Thanks, Doc

We said goodbye to our family dr this week. He's retiring at the end of the month -- winding down his practice & selling the building where his office is located, not too far from where we lived when we were first married. The company that a friend worked for (headquartered in the area at the time) used to refer its employees to him;  as newlyweds, some (gulp) 29 years ago, when we asked the friend if they could recommend a family dr, they sent us to him, and we've been there ever since. 

Doc is older than my father (!) -- in his mid-70s.  We knew this was coming, sooner rather than later, but it's one of those things you push out of your mind (like the cartoon:  fingers in ears, "lalalala...") because you just don't want to think about it, and it was a shock when we finally got the call to start looking for a new dr.

That, of course, is easier said than done.  Family drs -- who are taking new patients (let alone GOOD ones) -- are like gold these days, it seems -- both in small towns, where my parents live, and in big cities & suburbs like ours. Fortunately, a few new clinics have opened recently to meet the needs of the rapidly growing suburbs where we live. There's one near us that is expanding its practice with several new drs, and we have a "meet & greet" scheduled later this week with one of them. Fingers crossed...!

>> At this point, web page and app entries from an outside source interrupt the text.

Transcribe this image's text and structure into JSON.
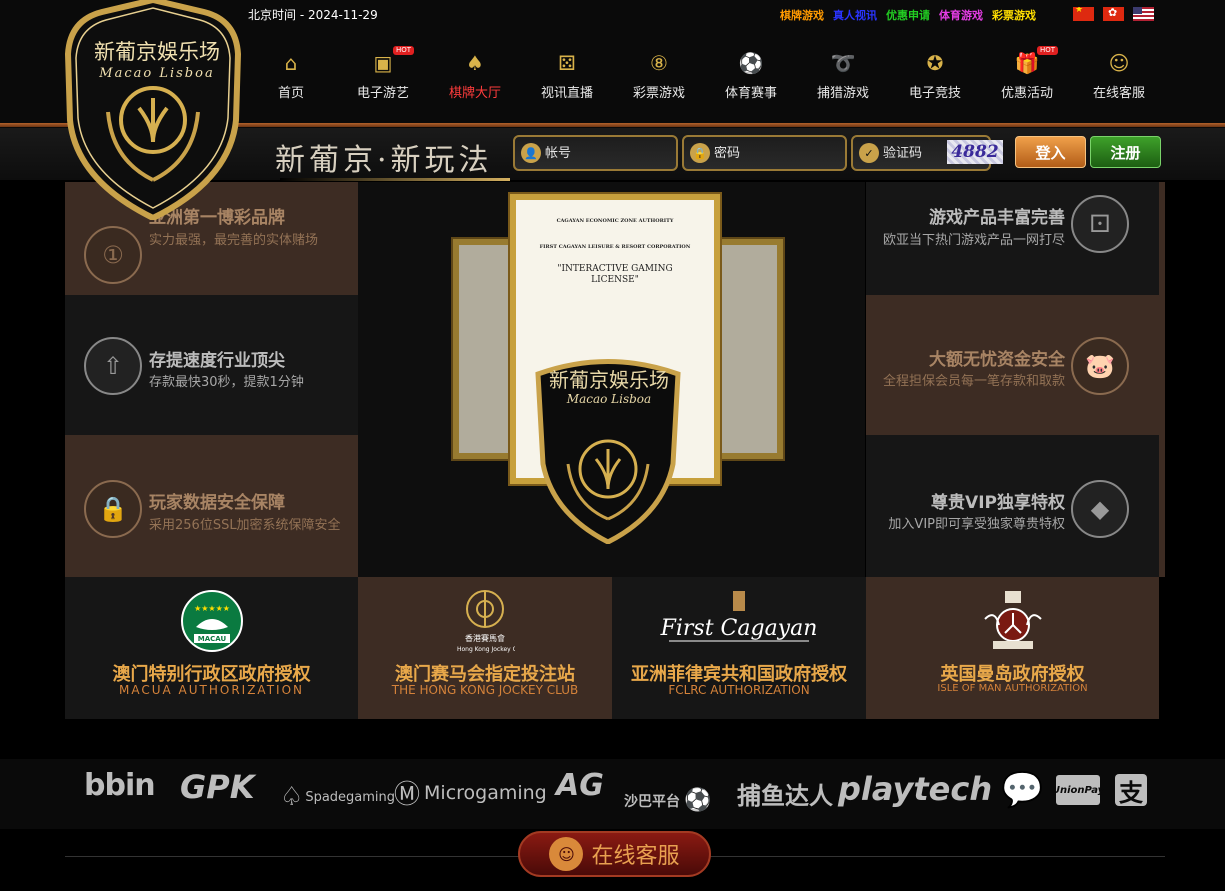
{
  "header": {
    "time_label": "北京时间 - 2024-11-29",
    "top_links": [
      {
        "label": "棋牌游戏",
        "color": "#ff9a00"
      },
      {
        "label": "真人视讯",
        "color": "#2a34ff"
      },
      {
        "label": "优惠申请",
        "color": "#22cc22"
      },
      {
        "label": "体育游戏",
        "color": "#e43ce4"
      },
      {
        "label": "彩票游戏",
        "color": "#ffde00"
      }
    ],
    "flags": [
      "cn-flag-icon",
      "hk-flag-icon",
      "us-flag-icon"
    ],
    "hot_badge": "HOT"
  },
  "logo": {
    "line1": "新葡京娛乐场",
    "line2": "Macao Lisboa"
  },
  "nav": [
    {
      "label": "首页",
      "icon": "home-icon",
      "glyph": "⌂",
      "hot": false,
      "active": false
    },
    {
      "label": "电子游艺",
      "icon": "slot-machine-icon",
      "glyph": "▣",
      "hot": true,
      "active": false
    },
    {
      "label": "棋牌大厅",
      "icon": "cards-icon",
      "glyph": "♠",
      "hot": false,
      "active": true
    },
    {
      "label": "视讯直播",
      "icon": "dice-icon",
      "glyph": "⚄",
      "hot": false,
      "active": false
    },
    {
      "label": "彩票游戏",
      "icon": "lottery-ball-icon",
      "glyph": "⑧",
      "hot": false,
      "active": false
    },
    {
      "label": "体育赛事",
      "icon": "soccer-ball-icon",
      "glyph": "⚽",
      "hot": false,
      "active": false
    },
    {
      "label": "捕猎游戏",
      "icon": "fish-icon",
      "glyph": "➰",
      "hot": false,
      "active": false
    },
    {
      "label": "电子竞技",
      "icon": "esports-ball-icon",
      "glyph": "✪",
      "hot": false,
      "active": false
    },
    {
      "label": "优惠活动",
      "icon": "gift-icon",
      "glyph": "🎁",
      "hot": true,
      "active": false
    },
    {
      "label": "在线客服",
      "icon": "headset-icon",
      "glyph": "☺",
      "hot": false,
      "active": false
    }
  ],
  "login": {
    "slogan": "新葡京·新玩法",
    "account_placeholder": "帐号",
    "password_placeholder": "密码",
    "captcha_placeholder": "验证码",
    "captcha_code": "4882",
    "login_label": "登入",
    "register_label": "注册"
  },
  "features": [
    {
      "title": "亚洲第一博彩品牌",
      "subtitle": "实力最强，最完善的实体赌场",
      "icon": "medal-icon",
      "glyph": "①"
    },
    {
      "title": "存提速度行业顶尖",
      "subtitle": "存款最快30秒，提款1分钟",
      "icon": "rocket-icon",
      "glyph": "⇧"
    },
    {
      "title": "玩家数据安全保障",
      "subtitle": "采用256位SSL加密系统保障安全",
      "icon": "lock-icon",
      "glyph": "🔒"
    },
    {
      "title": "游戏产品丰富完善",
      "subtitle": "欧亚当下热门游戏产品一网打尽",
      "icon": "dice-icon",
      "glyph": "⚀"
    },
    {
      "title": "大额无忧资金安全",
      "subtitle": "全程担保会员每一笔存款和取款",
      "icon": "piggy-bank-icon",
      "glyph": "🐷"
    },
    {
      "title": "尊贵VIP独享特权",
      "subtitle": "加入VIP即可享受独家尊贵特权",
      "icon": "diamond-icon",
      "glyph": "◆"
    }
  ],
  "certificate": {
    "authority": "CAGAYAN ECONOMIC ZONE AUTHORITY",
    "corporation": "FIRST CAGAYAN LEISURE & RESORT CORPORATION",
    "license_title": "\"INTERACTIVE GAMING LICENSE\""
  },
  "authorizations": [
    {
      "title": "澳门特别行政区政府授权",
      "english": "MACUA  AUTHORIZATION",
      "emblem": "macau-emblem-icon",
      "emblem_text": "MACAU"
    },
    {
      "title": "澳门赛马会指定投注站",
      "english": "THE HONG KONG JOCKEY CLUB",
      "emblem": "jockey-club-emblem-icon",
      "emblem_text": "香港賽馬會\nThe Hong Kong Jockey Club"
    },
    {
      "title": "亚洲菲律宾共和国政府授权",
      "english": "FCLRC AUTHORIZATION",
      "emblem": "first-cagayan-emblem-icon",
      "emblem_text": "First Cagayan"
    },
    {
      "title": "英国曼岛政府授权",
      "english": "ISLE OF MAN AUTHORIZATION",
      "emblem": "isle-of-man-emblem-icon",
      "emblem_text": ""
    }
  ],
  "partners": [
    "bbin",
    "GPK",
    "Spadegaming",
    "Microgaming",
    "AG",
    "沙巴平台",
    "捕鱼达人",
    "playtech",
    "wechat-icon",
    "UnionPay",
    "alipay-icon"
  ],
  "footer": {
    "service_label": "在线客服"
  }
}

While I do wish Family Dr. had taken my concerns about not getting pregnant sooner more seriously, I cannot hold that against him, because on balance, he's been a damned good doctor in so many other ways. When I did get pg, he was delighted (in his own quiet way).  He referred me to my excellent Dr. Ob-gyn  -- who had delivered his own three sons (and referred us to other excellent specialists for other assorted issues over the years). When I called him, concerned about spotting, he called me at home to check on how I was doing;  when I lost Katie, he also called me at home -- not the first time he called us at home to check in on us when we weren't feeling well. When I showed up at his office out of the blue in the throes of a post-failed-IUI panic attack (13 years ago tomorrow, as matter of fact...), he got his receptionist to give me one of her own Ativan pills on the spot, wrote me a prescription for more, & told me it was no wonder, I'd been through one major life disappointment after another lately.

It's not just him -- he's had the same receptionist and nurse -- his wife! -- for years;  we're going to miss them too. His wife hugged us both;  I got all teary and I think she did too, a little. It must be hard for them;  we only have to say goodbye once but they are doing it every time a patient walks in these last few weeks.

Thanks, Doc (& staff). Happy retirement!


  1. I was about to say that your doctor sounds amazing, but then it made me sad that sort of behaviour is looked at as outside the norm. Better than normal :-)

    My dentist retired last month. I had been seeing him since I was a kid. And my kids went to him too. I get that people have to retire, but change is hard.

  2. Well, I can't imagine having a 70+ year old male doctor. But I can understand becoming attached to someone you've relied on over the years, who has always done their best for you, and who has been there through the tough times. I'm really sorry you have to say good-bye to him.

  3. This post makes me sad, too. The notion of a family doctor is something uncommon for me, but still I can understand the attachment, especially after what you've gone through.

    I hope the new one proves to be a good one, too.